View Jobs
Administrator Jobs
Over a thousand district-level jobs: superintendents, directors, more.
View Jobs
Support Staff Jobs
Search thousands of jobs, from paraprofessionals to counselors and more.
View Jobs

Read Next

Teaching Profession Opinion Teachers Were Told to 'Give Grace' as the Pandemic Started. They Did That and Much More
Districts offered little guidance otherwise, writes researcher Lora Bartlett.
Lora Bartlett
4 min read
Illustration of teachers working
F. Sheehan/Getty
Teaching Profession Educators of Color: Schools Need to Better Support Racial Justice Efforts
A new survey of educators of color finds that few received any training for addressing racism and violence with their students.
5 min read
Image of a teacher and students.
nadia_bormotova/iStock/Getty
Teaching Profession Opinion I've Studied Teachers for 20 Years. The Pandemic Was Their Ultimate Challenge
Researcher Lora Bartlett wondered what was happening behind the scenes as teachers' cheerful voices radiated from her daughters' computers.
Lora Bartlett
4 min read
Opinion Bartlett1 KNOW THYSELF LINCOLN
Lincoln Agnew for Education Week
Teaching Profession Q&A Teachers' Union President: Say 'No to Censorship, and Yes to Teaching the Truth'
National Education Association President Becky Pringle discusses some of the challenges and priorities for the nation's largest teachers' union.
8 min read
National Education Association President Becky Pringle delivers a keynote address.

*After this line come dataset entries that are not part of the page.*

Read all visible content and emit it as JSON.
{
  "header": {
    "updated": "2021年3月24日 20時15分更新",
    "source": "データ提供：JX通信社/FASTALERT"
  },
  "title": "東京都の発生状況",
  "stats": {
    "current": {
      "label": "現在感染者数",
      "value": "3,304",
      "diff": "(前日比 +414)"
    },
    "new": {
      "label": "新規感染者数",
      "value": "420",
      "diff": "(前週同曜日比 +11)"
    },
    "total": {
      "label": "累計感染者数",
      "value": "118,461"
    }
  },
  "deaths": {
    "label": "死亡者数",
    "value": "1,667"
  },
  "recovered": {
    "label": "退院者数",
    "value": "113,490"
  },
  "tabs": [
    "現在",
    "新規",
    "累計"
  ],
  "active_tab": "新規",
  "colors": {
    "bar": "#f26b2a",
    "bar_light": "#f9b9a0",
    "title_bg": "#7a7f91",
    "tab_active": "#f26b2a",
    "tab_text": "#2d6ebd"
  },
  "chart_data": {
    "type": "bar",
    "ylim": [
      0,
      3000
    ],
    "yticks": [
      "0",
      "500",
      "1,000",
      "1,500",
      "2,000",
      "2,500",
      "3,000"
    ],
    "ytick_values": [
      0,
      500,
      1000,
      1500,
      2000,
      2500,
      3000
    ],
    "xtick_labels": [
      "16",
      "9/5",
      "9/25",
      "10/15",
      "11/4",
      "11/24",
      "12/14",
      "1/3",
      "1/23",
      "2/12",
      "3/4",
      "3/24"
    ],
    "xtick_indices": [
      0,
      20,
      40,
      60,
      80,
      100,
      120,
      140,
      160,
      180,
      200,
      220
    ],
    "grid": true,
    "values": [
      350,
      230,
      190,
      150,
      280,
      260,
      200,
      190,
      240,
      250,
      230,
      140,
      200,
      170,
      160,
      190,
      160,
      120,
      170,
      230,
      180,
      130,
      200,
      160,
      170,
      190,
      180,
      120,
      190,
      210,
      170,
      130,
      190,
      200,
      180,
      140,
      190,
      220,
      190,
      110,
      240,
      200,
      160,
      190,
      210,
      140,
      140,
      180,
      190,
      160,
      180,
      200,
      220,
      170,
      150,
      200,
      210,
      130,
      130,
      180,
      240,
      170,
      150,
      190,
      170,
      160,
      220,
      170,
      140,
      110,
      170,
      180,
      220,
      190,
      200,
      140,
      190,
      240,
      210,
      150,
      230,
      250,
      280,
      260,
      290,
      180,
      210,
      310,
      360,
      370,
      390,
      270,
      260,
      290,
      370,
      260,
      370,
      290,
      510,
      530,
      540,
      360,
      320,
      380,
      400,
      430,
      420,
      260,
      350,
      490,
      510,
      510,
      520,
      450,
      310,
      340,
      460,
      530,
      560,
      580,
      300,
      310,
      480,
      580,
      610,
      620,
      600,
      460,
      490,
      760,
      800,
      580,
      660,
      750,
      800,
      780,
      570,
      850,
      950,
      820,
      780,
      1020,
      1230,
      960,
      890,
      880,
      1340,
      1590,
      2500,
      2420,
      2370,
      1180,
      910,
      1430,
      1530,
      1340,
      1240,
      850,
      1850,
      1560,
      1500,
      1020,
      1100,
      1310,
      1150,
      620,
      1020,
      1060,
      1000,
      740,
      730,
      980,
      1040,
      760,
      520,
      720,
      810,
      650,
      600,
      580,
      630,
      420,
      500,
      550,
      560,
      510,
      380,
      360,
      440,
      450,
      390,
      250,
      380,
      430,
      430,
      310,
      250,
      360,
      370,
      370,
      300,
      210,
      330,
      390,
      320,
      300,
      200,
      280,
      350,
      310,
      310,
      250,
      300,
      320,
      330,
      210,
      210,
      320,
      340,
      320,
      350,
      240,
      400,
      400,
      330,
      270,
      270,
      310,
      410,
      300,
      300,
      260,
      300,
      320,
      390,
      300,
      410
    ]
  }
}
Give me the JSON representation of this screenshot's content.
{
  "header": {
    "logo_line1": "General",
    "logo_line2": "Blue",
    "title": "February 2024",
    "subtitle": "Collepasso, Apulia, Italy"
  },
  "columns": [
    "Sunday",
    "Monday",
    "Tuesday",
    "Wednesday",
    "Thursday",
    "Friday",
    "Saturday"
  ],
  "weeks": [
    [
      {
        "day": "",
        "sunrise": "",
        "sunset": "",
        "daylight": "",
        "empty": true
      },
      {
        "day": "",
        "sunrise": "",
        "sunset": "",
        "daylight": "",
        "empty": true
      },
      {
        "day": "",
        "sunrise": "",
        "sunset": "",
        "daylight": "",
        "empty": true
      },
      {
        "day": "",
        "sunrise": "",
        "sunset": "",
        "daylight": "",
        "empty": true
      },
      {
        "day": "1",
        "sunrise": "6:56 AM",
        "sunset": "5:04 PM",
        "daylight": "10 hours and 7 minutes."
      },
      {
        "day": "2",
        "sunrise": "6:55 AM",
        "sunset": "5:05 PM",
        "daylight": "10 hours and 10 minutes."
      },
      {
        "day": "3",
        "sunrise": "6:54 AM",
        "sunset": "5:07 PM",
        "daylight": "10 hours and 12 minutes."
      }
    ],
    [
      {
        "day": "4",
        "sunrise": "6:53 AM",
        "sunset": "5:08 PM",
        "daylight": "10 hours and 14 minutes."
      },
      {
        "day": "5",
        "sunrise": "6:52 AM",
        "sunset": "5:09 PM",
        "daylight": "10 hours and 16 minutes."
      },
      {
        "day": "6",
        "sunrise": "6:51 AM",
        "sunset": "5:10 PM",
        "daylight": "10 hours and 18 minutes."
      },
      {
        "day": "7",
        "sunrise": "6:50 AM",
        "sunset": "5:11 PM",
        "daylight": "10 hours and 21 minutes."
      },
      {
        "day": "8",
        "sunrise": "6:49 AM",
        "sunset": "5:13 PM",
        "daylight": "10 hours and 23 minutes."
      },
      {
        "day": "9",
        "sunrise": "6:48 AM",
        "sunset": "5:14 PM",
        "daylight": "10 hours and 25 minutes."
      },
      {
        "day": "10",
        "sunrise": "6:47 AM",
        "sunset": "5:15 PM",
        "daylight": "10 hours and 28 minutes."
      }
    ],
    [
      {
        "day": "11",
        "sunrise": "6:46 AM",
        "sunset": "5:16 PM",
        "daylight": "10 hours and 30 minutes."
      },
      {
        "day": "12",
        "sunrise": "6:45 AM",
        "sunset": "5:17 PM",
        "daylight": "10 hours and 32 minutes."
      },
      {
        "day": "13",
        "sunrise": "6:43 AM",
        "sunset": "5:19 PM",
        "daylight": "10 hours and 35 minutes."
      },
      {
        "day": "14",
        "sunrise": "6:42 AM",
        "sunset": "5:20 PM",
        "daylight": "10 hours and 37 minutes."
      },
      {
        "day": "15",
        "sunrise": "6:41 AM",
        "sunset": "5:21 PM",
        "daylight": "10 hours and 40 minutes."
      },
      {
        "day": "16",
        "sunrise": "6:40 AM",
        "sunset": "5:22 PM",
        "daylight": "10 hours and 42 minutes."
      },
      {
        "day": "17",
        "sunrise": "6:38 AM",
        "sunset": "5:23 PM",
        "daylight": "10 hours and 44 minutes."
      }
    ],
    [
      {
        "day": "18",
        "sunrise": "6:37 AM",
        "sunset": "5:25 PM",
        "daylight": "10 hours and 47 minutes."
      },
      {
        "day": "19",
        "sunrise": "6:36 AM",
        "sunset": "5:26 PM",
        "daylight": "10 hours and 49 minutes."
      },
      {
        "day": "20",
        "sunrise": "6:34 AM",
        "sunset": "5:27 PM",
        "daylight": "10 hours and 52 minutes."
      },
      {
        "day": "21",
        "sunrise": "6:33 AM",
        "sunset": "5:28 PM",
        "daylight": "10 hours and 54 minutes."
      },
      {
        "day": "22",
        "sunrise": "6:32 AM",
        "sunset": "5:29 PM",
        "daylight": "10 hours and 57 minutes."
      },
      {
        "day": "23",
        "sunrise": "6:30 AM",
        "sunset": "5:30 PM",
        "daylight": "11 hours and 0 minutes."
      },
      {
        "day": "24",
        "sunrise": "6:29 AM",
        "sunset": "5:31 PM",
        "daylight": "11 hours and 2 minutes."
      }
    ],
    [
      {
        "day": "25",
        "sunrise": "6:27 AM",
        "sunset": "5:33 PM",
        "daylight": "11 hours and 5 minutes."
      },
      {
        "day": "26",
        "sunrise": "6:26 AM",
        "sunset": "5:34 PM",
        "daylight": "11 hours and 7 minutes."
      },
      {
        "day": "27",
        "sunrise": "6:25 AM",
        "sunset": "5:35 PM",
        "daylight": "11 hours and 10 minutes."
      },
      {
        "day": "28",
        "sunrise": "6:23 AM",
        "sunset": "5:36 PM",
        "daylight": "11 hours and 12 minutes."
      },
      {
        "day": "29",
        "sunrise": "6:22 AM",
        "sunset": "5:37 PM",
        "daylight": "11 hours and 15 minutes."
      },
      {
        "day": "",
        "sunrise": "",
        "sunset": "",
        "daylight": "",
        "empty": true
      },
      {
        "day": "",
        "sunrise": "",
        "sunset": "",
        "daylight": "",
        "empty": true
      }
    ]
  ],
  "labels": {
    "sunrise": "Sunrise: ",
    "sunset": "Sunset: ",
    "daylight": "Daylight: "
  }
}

National Education Association President Becky Pringle delivers a keynote address at the union's representative assembly in early July.
Moses Mitchell/National Education Association